I'm not the churchgoing type. I never did go in for Easter dresses or Bible studies or Mass (except Christmas Mass, which I still like). There was that unfortunate time in my teens when my mother dragged me to the Kingdom Hall to listen to the pontifications of the Jehovah's Witnesses. Considering how determined the Jehovah's Witnesses are to save you, I'm sure they would be horrified to know they knocked an interest in God right out of me. When I decided that I'd had enough, I called myself an atheist. Later, I decided I was really agnostic. When I outgrew that, I decided I did believe in God, I just didn't care much for organized religion. And don't get me started on missionaries. For those who worry about my heathen soul going to hell, don't worry. I get plenty of God on television.
If the five religious channels on digital cable or the church services on public access and daytime WB aren't enough for you, all you need to do is turn to prime time. Past offerings like The Flying Nun, Amen, and the short-lived Soul Man had religion as their backdrop, though they really didn't discuss the subject deeply. If anything, these shows used the costuming and circumstances of their religious characters for comic relief. Sister Bertrille's (Sally Field) cornette allowed her to take flight when the wind was just right, and Dan Aykroyd's Reverend Mike in Soul Man rode his Harley wearing a motorcycle jacket over his minister's garb. As for Amen, it's notable contribution was that it was the first show with a religious backdrop to be a hit. It starred Sherman Hemsley as an overbearing deacon with a cast of colorful church folk.
God came on stronger in the Eighties in Highway to Heaven (1984). Michael Landon played a probationary angel, sent to Earth to ride around the country on his motorcycle (again with the motorcycle), bringing messages of love and compassion to troubled humans.

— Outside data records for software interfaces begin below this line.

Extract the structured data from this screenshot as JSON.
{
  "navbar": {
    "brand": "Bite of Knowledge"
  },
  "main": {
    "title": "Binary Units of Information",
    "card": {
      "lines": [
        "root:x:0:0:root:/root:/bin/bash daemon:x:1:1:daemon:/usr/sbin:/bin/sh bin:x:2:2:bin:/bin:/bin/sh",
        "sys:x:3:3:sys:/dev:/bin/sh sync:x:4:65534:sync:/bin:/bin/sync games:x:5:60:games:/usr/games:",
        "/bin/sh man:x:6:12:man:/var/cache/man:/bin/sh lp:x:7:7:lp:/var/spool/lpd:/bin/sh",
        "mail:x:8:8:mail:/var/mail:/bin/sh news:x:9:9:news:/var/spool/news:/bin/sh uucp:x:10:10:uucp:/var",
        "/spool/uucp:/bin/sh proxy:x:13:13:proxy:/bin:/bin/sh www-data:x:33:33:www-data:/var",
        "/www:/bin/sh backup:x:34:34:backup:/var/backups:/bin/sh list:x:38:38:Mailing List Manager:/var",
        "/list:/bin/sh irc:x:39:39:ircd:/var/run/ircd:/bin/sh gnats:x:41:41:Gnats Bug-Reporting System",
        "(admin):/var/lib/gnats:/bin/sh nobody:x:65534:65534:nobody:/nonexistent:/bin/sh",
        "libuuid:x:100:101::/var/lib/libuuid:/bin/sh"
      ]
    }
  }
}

A similar, but much more blatant vehicle for religion is Touched by an Angel. Premiering in 1994, it stars Roma Downey as an angel-in-training, who intervenes on God's behalf to show wayward humans "the way," and most importantly, utter this line as dewy-eyed as possible at the climactic moment of each episode: "God loves you." A short-lived spin-off from Touched was The Promised Land. This time it was a family fresh from their encounter with angels, set upon the open road to inspire goodwill among men.
It wasn't till 1999 that a likable, quirky dramedy not only assumed the presence of God, but the devil, too. In USA's Good vs. Evil (formerly GvsE and now canceled), Clayton Rohner played Chandler Smythe, a murdered reporter invited to join "the corp," heavenly agents who abort human-made pacts with the devil and battle Morlocks -- bitter people whose deals with the devil didn't take. Smythe worked Hollywood with his partner Henry McNeil (Richard Brooks) searching for almost-lost souls.
According to these prime-time representations of religion, humans are constantly in need of divine guidance and must be saved by a male, Christian God who only shows himself through the face of mostly well-groomed, well-meaning white folks (except McNeil, who was black). Speaking of well-groomed white folks, 7th Heaven, the WB's longest running and most popular show, has been espousing wholesome Christian family values since 1996.
The rare departure from this formula is Charmed. Unlike their Christian counterparts, these women on the WB series are witches-in-training. However, if Wicca is the religious inspiration of this show, it's never mentioned by name, staying instead on the more palatable and acceptable fantasy of the woman who can't manage her own power and is therefore in constant need of guidance. As witches, you'd think that guidance would be from a female mentor. Instead, the Charmed women rely on male, otherworldly beings.
God is everywhere on television. That is, if you're content with the narrowly defined, mainstream version. That's not to say that prime time hasn't offered discussions of God and religion in smart, less conservative terms. For this, you must turn to the wonderfully subversive The Simpsons on Fox. For those with more irreverent tastes, there's South Park on Comedy Central. By virtue of being "just a cartoon," each has interrogated and outright skewered modern organized religion to the delight of those unsatisfied with following the mainstream herd.
This weekend, the eternally curious Lisa Simpson approaches the subject again in The Simpsons' Sunday episode ("She of Little Faith"). Disgusted with how the family's regular church has been turned into a business by Mr. Burns, she turns to the Springfield Buddhist Temple for an alternative vision, causing Reverend Lovejoy to wonder "what to do about Marge's devil daughter." As no cow is too sacred on The Simpsons, there will surely be jabs left, right, and center as Lisa comes to terms with her spiritual quest, guided by Richard Gere (as himself).
Buddhism as an alternative to mainstream Christianity -- and on prime-time television? Who'd a thunk it? Though some of my relatives will worry for my mother's devil daughter if they find out I watch The Simpsons, in the end, I only have God to answer to, right?
I really don't think she'll mind.
The Simpsons airs Sunday, 7pm, on Fox. "She of Little Faith" encores 12/25 at 8pm.